At the same time, like any other development intervention, anti-corruption programmes also run the risk of having either no effect or doing harm. This can, in particular, be the case when anti-corruption efforts are captured by political interests or when anti-corruption efforts place a significant amount of stress on current systems and thus fuel various uncertainties (Johnston and Johnsøn 2014).
In other cases anti-corruption efforts simply displace corruption, and flows within patronage networks are merely redirected. Interventions can also cause existing systems of patronage to be disrupted and may provoke a response from those that benefit from the status quo (Johnston and Johnsøn 2014). For instance, in Afghanistan, there may still be a (well-founded) resistance to disrupting warlords’ patronage networks out of a fear that doing so may distort their incentives to foster peace.

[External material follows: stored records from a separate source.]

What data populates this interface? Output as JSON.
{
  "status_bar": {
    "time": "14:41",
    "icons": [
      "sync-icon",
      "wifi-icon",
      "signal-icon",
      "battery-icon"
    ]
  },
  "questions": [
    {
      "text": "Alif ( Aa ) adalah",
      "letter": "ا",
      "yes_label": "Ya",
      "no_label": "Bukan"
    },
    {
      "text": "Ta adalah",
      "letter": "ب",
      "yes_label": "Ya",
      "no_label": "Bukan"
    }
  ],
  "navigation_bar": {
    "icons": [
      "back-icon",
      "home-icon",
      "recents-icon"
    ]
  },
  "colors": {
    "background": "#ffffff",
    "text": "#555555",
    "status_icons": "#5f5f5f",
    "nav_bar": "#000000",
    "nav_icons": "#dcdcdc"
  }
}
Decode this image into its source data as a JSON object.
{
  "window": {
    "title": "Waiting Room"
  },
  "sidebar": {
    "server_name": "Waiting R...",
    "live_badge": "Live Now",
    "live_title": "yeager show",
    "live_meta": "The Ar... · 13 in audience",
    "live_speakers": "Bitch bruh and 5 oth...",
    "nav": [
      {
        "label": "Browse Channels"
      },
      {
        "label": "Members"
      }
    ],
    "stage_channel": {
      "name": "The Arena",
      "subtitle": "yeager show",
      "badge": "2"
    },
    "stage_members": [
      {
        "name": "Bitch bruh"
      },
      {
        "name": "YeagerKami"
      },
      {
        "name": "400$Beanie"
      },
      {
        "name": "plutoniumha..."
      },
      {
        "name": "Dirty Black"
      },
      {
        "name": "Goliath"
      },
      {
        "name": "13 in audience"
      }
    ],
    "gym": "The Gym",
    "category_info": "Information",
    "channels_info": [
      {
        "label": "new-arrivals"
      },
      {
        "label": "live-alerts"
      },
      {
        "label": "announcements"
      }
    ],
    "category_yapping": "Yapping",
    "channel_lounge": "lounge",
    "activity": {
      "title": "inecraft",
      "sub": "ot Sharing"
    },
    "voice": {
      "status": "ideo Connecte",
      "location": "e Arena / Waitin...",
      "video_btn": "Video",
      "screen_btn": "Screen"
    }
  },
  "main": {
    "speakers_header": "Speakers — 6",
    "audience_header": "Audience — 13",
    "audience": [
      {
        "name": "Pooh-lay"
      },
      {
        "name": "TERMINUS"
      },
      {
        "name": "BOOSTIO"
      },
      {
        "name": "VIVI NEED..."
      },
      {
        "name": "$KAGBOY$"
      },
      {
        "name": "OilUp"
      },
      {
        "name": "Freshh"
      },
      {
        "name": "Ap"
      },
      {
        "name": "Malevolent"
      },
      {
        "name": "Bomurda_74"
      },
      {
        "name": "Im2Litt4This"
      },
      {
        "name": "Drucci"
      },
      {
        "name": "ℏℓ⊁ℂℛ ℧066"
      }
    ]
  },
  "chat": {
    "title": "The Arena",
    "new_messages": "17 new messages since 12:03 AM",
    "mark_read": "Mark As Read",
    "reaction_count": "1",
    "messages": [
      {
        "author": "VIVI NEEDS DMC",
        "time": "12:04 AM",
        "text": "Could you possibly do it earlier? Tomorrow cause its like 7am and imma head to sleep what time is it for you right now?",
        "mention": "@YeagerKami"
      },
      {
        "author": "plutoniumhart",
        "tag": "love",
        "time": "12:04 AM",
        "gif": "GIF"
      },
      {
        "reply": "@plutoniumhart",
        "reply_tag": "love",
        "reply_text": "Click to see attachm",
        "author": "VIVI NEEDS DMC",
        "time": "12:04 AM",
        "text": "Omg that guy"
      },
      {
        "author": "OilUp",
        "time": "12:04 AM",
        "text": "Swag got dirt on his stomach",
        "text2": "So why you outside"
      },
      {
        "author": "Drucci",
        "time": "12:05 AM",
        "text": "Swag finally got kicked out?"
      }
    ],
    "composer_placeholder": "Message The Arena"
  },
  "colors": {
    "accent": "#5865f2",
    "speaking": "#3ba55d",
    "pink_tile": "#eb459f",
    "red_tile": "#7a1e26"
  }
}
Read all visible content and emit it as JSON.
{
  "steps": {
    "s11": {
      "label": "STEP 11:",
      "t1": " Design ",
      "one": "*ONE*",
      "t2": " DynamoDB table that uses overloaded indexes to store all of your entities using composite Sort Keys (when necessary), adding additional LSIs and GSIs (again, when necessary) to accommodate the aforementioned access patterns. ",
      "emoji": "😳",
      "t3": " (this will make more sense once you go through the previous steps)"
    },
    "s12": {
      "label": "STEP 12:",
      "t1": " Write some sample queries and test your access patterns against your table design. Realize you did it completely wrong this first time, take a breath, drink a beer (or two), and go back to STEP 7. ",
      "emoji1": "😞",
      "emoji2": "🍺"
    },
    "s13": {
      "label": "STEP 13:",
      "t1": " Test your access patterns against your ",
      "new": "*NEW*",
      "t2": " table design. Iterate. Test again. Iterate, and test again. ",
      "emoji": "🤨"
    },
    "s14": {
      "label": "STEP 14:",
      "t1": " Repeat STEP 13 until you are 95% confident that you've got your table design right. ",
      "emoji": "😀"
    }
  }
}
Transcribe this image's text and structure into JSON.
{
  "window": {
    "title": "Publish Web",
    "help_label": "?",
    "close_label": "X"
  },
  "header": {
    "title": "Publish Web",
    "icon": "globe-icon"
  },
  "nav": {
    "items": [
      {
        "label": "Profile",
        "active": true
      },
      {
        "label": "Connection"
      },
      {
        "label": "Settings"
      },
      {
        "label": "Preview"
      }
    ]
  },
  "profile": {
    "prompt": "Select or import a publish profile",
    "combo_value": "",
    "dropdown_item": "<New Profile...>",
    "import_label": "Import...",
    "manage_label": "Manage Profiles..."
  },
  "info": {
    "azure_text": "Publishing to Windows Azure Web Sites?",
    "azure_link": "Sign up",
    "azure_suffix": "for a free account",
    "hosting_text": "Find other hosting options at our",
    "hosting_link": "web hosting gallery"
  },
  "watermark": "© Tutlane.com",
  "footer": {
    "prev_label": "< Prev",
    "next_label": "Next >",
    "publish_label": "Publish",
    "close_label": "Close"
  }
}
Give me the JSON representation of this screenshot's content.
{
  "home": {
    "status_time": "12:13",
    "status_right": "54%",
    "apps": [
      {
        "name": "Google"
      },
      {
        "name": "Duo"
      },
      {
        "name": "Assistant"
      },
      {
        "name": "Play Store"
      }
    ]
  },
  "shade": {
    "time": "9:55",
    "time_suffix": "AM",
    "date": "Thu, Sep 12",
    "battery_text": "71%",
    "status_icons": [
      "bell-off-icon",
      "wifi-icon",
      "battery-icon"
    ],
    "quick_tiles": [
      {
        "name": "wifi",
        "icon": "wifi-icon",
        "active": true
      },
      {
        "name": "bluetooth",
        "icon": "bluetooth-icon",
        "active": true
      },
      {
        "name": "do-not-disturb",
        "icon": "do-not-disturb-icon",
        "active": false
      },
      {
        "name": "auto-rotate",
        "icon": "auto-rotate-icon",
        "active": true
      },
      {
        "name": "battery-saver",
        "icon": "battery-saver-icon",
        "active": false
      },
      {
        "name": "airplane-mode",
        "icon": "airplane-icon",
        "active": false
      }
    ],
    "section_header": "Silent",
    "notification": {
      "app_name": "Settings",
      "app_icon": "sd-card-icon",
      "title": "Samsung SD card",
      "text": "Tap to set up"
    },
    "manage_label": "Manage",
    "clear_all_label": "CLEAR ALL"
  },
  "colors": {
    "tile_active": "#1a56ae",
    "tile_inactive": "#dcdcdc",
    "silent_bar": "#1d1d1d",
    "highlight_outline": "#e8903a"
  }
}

Anti-corruption efforts should therefore start from an understanding of the political economy and be tailor-made to the context in question. Well-planned anti-corruption and governance programming can be gradual and careful in its approach (Johnston and Johnsøn 2014).
Donors and implementing partners should also be mindful of the role of corruption when conducting conflict analyses to inform their programming decisions (Garred 2017). Corruption may act as a permissive condition, a root cause, a proximate cause, a driver of conflict or all of these. In Afghanistan’s case, at least, corruption sensitivity is central to conflict sensitivity.
- A warlord militia is a diverse range of armed non-state actors. Many rose during the soviet invasion (some for, some against the Soviets) most played a role in the civil war but newer ones have been supported by international forces or the Afghan government.
- The classical definition is the one employed by political anthropologist Christopher Clapham (1985): “a form of organization in which relationships of a broadly patrimonial type pervade a political and administrative system which is formally constructed on rational-legal lines”. A neopatrimonial state is, in other words, a opposite type of state to the Weberian ideal state.
- There is no offical census on the Afghan population, hence all numbers on different groups within the population are estimates.
- Data can be viewed at: https://databank.worldbank.org/data/reports.aspx?source=2&country=AFG
- A recent U4 Publication has discussed these trust funds more in depth. See Disch and Natvig (2019).
- The World Bank has provided a response to SIGARs verdict. See http://www.worldbank.org/en/news/statement/2018/04/25/the-world-bank-statement-on-latest-sigar-report
This work is licenced under a Creative Commons Attribution-NonCommercial-NoDerivatives 4.0 International licence (CC BY-NC-ND 4.0)